--- Study material ---

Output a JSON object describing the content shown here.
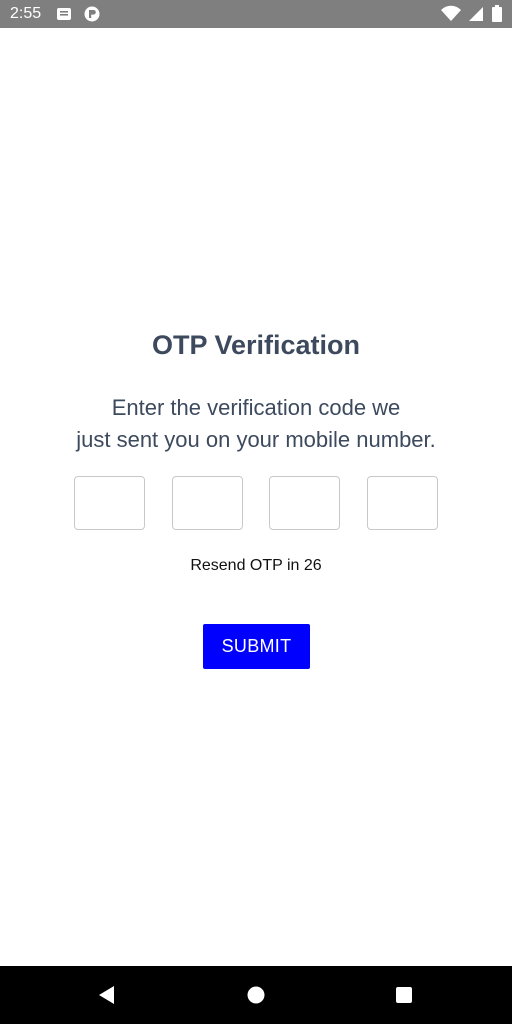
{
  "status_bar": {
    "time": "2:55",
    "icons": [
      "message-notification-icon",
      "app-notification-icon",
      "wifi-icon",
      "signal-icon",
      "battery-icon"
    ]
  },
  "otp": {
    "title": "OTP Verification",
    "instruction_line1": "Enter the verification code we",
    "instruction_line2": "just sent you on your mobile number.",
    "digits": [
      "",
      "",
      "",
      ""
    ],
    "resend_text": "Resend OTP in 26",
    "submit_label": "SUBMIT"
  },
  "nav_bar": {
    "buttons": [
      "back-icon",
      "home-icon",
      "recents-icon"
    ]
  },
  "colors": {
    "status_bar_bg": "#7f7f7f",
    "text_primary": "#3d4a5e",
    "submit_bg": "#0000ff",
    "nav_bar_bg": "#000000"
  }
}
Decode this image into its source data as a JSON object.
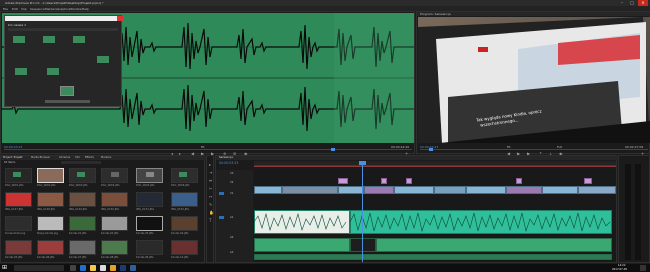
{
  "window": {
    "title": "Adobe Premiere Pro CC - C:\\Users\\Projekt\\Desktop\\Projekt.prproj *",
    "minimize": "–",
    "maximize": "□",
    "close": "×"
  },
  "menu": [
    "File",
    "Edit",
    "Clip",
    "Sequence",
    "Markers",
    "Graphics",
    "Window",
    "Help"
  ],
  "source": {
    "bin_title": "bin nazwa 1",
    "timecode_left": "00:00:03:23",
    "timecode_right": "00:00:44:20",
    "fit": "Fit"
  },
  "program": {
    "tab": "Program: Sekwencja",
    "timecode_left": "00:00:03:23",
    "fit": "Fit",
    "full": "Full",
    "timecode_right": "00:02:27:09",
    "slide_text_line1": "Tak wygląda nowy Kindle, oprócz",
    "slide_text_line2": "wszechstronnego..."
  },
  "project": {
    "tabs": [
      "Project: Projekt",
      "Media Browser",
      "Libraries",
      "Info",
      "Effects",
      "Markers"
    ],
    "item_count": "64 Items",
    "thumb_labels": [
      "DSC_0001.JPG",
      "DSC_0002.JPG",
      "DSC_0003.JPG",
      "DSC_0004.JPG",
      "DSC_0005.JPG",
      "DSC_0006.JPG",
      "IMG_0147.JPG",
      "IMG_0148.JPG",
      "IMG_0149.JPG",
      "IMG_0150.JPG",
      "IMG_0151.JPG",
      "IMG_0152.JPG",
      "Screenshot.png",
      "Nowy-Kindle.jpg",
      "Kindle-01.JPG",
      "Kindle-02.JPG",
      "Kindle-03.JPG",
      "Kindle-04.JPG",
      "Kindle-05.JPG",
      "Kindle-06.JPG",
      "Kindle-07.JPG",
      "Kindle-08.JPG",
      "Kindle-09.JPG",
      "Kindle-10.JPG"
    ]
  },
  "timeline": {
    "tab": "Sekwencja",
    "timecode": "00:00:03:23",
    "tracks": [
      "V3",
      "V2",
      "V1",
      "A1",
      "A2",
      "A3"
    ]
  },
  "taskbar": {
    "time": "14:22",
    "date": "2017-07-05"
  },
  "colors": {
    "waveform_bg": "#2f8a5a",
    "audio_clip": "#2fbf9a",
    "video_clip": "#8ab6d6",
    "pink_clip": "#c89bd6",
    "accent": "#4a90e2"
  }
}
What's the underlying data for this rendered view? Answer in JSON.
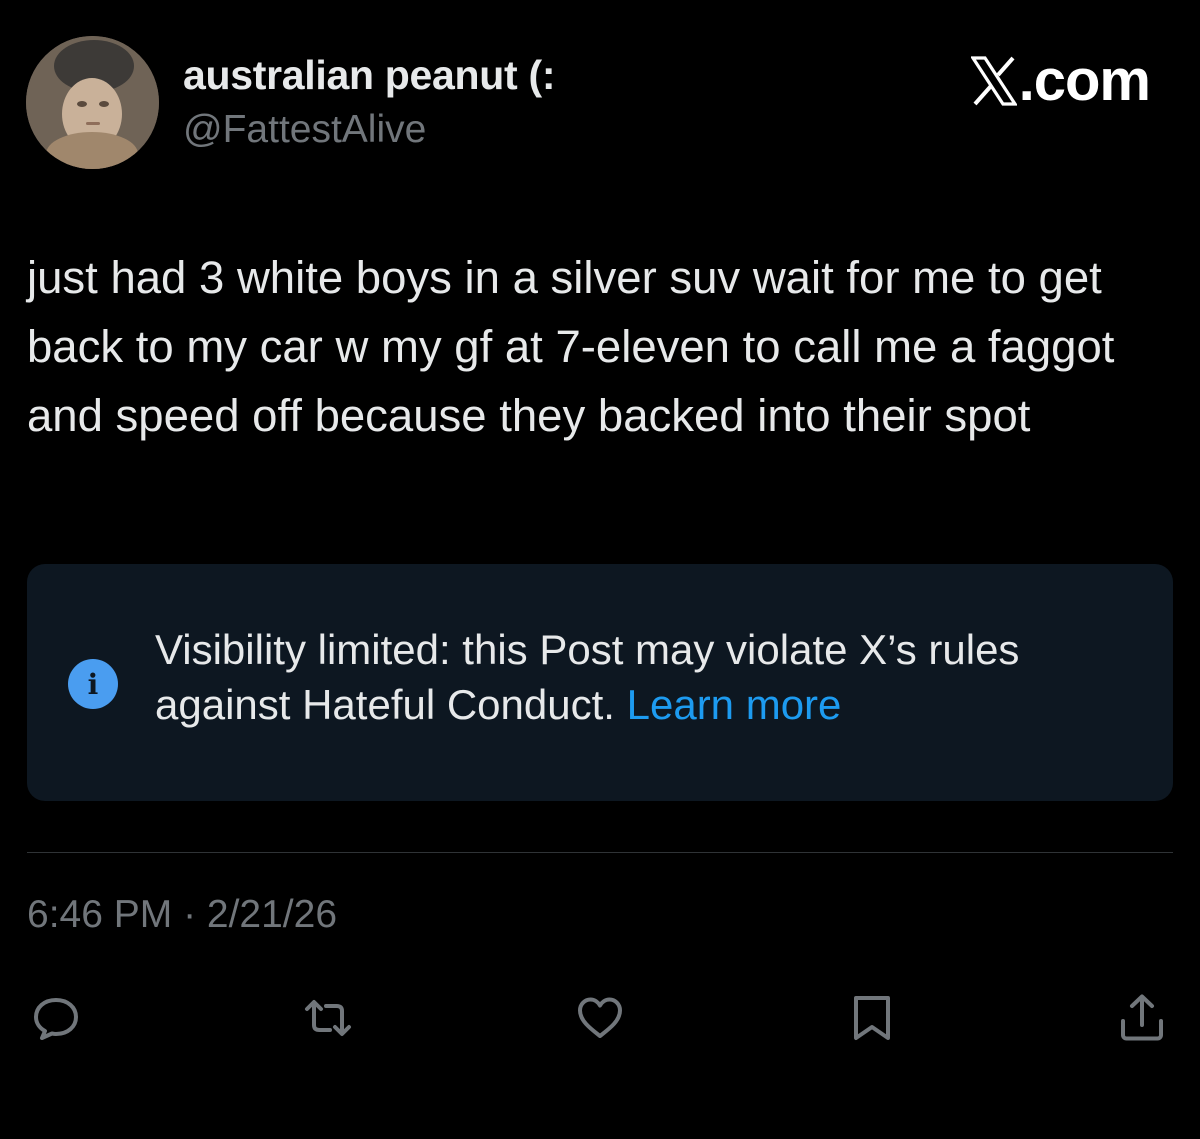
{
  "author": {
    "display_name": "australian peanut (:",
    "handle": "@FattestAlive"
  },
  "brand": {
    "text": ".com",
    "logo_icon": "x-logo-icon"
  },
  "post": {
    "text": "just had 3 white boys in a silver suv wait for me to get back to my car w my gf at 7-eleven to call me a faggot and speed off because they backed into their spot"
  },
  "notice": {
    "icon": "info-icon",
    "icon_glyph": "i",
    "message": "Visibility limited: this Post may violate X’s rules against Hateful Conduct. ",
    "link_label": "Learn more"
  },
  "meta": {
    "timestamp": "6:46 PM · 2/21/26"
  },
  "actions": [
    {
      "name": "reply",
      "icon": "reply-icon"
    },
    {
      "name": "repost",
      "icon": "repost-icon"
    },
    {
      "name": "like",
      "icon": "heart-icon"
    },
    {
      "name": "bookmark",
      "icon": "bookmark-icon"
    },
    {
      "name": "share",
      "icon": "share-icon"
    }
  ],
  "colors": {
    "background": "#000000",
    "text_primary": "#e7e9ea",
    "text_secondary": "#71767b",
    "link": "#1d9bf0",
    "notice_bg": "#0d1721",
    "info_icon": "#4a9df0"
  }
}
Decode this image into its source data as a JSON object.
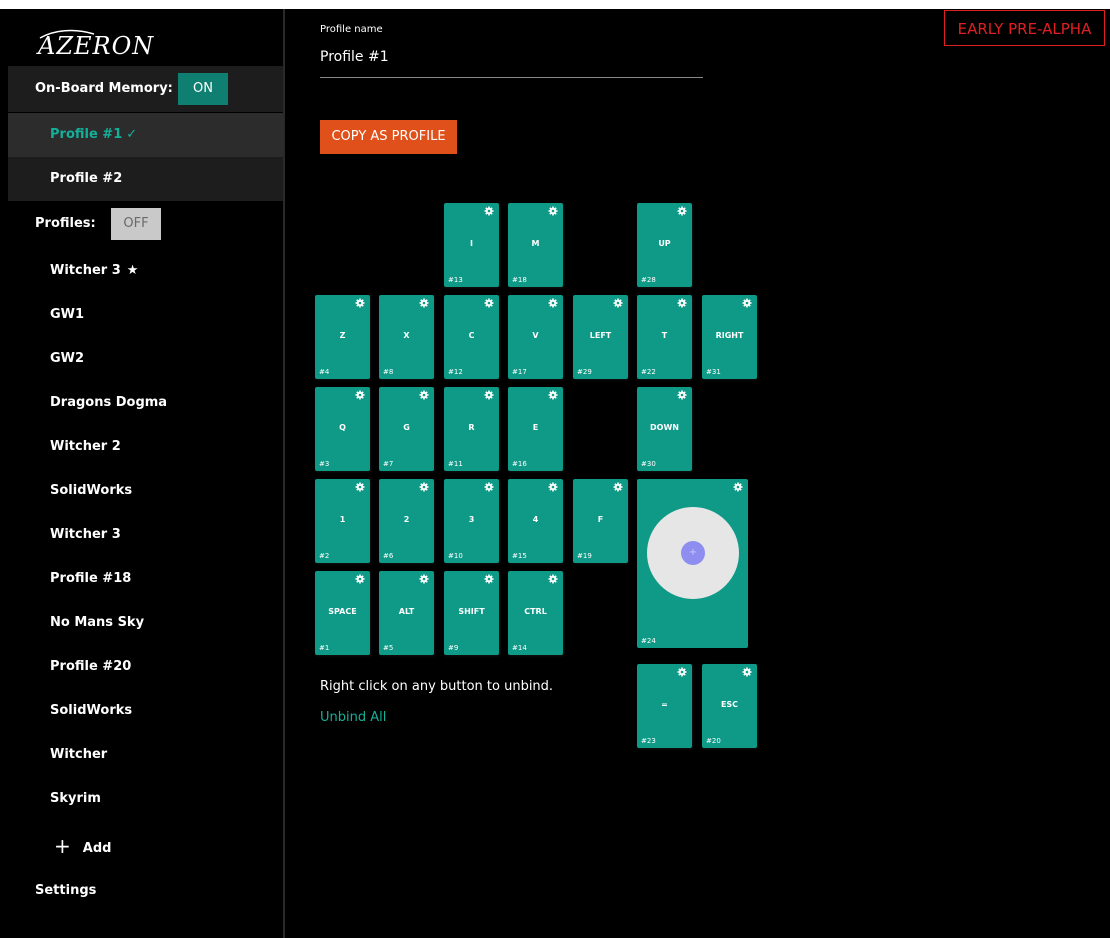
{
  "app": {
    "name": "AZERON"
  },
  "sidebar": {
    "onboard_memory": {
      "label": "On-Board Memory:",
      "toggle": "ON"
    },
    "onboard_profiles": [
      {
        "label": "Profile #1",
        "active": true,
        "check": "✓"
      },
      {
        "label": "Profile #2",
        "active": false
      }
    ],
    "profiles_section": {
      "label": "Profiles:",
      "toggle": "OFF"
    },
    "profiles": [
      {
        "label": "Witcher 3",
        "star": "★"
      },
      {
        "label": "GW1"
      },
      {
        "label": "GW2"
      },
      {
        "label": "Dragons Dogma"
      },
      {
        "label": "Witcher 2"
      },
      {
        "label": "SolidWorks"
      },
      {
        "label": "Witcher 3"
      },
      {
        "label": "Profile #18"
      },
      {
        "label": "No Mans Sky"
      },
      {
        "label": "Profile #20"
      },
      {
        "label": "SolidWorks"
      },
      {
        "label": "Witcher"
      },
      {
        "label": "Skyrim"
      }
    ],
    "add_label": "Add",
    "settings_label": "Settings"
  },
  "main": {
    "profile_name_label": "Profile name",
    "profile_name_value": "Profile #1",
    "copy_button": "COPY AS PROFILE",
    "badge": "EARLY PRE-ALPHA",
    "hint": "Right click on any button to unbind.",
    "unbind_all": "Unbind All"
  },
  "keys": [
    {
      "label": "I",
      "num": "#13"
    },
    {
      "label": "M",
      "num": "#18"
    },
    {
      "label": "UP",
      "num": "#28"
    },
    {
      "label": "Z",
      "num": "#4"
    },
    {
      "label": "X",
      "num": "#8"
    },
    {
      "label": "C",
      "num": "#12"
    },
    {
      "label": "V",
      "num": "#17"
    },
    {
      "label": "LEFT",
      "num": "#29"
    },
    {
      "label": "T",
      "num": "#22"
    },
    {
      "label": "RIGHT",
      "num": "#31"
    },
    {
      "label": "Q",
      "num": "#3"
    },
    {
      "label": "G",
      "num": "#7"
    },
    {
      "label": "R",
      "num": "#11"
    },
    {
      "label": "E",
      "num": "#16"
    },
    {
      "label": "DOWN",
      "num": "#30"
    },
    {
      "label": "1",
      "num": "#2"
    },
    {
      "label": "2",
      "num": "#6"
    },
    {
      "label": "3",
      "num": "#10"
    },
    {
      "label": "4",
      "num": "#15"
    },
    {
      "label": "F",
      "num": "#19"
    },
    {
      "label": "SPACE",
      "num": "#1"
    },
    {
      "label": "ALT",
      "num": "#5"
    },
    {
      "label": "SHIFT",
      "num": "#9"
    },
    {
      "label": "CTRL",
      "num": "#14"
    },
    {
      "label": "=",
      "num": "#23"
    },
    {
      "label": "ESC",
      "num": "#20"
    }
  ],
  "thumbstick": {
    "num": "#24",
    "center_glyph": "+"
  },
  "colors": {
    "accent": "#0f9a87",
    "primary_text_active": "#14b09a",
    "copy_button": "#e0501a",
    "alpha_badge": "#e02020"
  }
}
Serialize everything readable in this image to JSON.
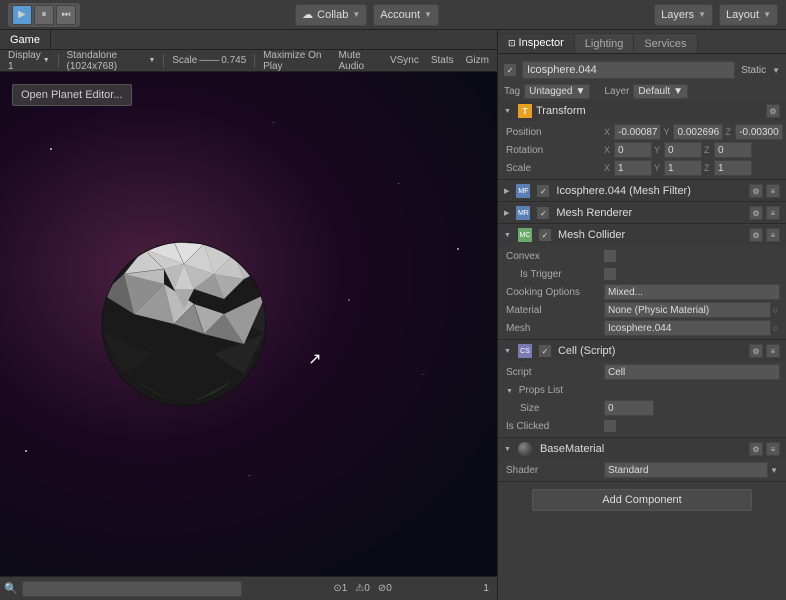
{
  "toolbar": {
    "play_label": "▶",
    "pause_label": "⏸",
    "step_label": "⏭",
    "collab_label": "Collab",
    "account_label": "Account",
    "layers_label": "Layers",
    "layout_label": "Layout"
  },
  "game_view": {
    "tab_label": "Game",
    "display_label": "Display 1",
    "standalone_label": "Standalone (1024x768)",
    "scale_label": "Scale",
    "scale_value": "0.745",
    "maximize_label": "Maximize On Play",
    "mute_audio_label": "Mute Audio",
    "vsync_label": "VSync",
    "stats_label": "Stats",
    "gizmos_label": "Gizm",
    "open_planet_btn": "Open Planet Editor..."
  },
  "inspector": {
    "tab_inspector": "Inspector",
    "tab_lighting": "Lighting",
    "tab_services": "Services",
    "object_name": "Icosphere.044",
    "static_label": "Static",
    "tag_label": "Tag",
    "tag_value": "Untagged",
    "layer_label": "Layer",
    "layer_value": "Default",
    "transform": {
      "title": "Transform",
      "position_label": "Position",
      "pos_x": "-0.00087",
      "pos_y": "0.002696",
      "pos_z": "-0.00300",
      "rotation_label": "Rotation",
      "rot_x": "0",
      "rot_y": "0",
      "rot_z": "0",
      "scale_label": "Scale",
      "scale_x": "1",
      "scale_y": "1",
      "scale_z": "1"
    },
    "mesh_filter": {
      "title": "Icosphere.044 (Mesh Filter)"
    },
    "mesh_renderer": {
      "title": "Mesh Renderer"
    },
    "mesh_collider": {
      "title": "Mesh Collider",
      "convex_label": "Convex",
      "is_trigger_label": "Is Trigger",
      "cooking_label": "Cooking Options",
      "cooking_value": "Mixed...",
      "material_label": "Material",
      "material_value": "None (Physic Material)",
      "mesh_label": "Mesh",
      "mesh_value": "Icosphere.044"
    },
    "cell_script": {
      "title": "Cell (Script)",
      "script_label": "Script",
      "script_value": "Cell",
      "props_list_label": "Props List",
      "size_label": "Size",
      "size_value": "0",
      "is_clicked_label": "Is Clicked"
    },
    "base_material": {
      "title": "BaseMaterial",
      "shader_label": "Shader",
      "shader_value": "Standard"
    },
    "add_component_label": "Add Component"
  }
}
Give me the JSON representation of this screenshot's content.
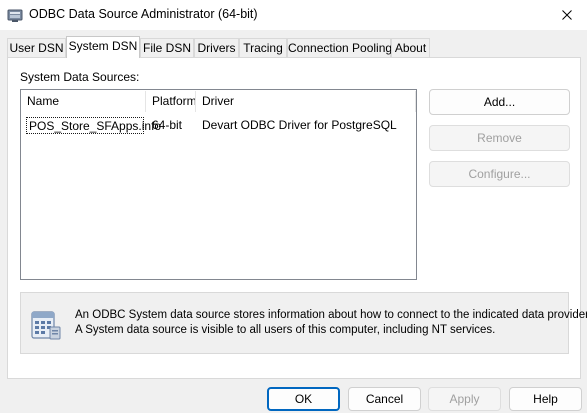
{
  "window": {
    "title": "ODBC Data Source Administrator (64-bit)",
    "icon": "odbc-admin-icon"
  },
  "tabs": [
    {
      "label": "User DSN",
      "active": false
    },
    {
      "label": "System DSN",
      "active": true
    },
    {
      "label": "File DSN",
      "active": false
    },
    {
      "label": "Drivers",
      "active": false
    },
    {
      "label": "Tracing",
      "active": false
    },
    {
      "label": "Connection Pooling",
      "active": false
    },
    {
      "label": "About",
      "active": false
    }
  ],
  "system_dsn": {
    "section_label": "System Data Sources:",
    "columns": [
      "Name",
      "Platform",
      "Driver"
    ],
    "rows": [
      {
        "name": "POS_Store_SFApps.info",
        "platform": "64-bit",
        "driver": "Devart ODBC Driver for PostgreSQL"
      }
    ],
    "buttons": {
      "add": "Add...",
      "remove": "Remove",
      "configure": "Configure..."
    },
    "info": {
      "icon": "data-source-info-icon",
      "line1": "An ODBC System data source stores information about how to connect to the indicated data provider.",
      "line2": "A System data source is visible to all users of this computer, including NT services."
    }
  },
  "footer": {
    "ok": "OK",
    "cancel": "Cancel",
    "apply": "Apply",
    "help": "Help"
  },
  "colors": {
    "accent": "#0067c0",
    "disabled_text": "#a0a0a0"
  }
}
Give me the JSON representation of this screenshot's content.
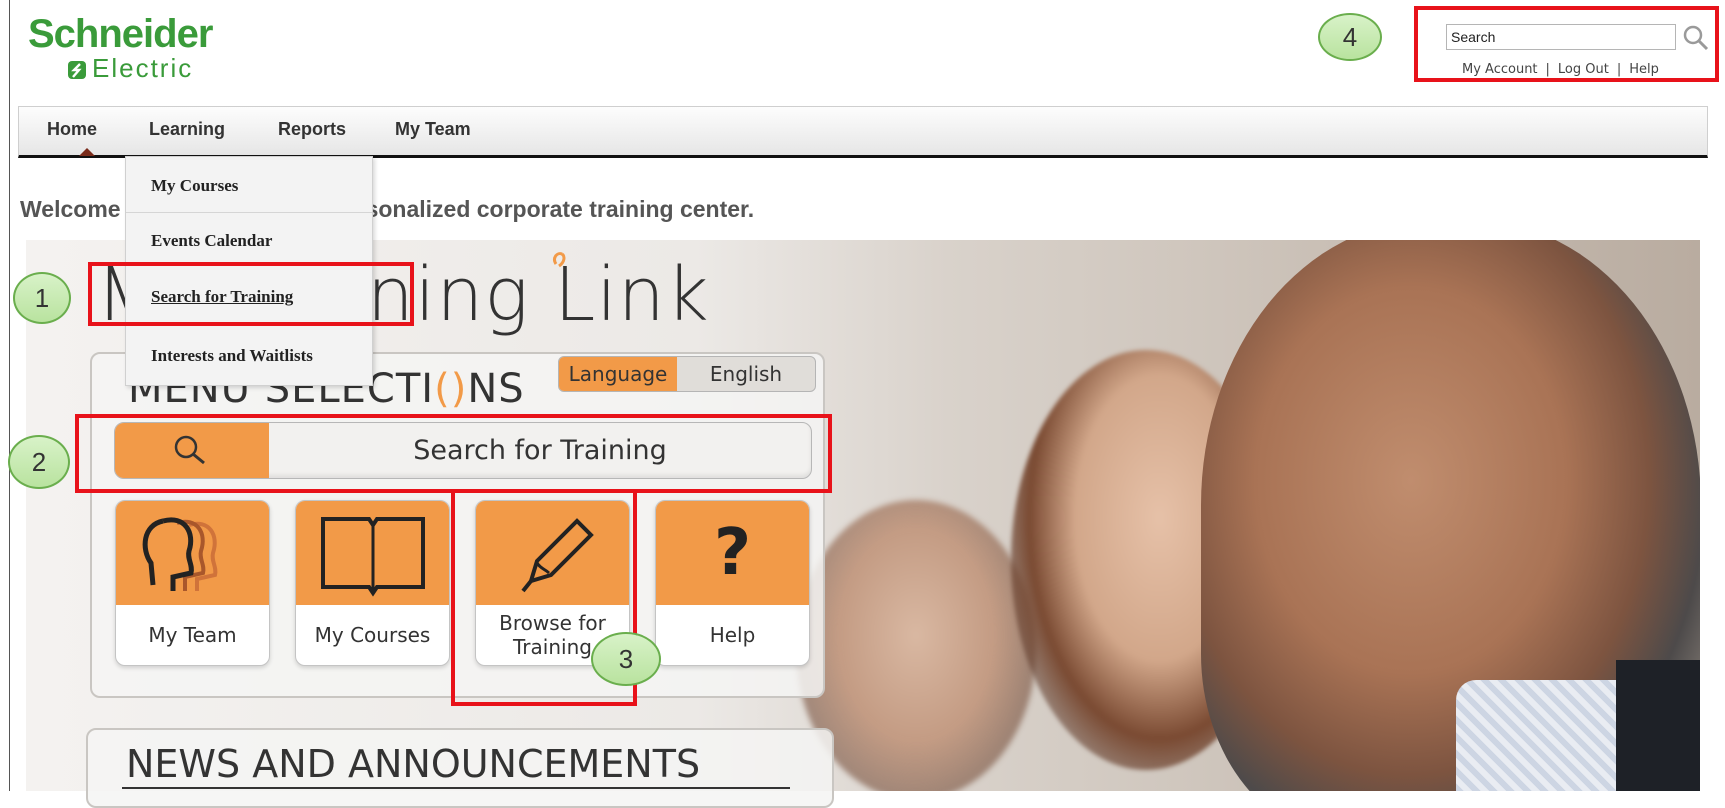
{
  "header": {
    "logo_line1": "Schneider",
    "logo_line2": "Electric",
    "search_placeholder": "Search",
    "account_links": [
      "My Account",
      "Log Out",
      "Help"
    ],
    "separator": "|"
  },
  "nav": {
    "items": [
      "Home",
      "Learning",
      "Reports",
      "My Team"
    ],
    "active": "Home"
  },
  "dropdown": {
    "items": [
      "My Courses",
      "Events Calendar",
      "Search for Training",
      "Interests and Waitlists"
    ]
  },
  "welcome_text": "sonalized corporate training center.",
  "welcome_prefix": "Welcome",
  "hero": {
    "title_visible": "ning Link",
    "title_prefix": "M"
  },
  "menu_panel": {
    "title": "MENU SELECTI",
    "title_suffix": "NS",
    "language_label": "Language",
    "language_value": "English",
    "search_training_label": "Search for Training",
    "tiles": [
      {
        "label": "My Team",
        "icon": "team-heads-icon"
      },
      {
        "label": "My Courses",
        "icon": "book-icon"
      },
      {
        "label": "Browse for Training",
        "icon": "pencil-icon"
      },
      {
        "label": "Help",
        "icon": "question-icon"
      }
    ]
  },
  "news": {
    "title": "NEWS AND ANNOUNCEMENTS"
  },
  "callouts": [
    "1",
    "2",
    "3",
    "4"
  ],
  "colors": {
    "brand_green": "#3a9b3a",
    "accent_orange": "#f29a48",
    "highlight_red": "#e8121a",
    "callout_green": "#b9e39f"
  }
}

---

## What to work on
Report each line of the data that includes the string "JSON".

## Solution
Output a JSON object describing the content shown here.
Decode this image into its source data as a JSON object.
What's the underlying data for this rendered view? Answer in JSON.
Decode this image into its source data as a JSON object.
Serialize everything readable in this image to JSON.
Give me the JSON representation of this screenshot's content.
Give me the JSON representation of this screenshot's content.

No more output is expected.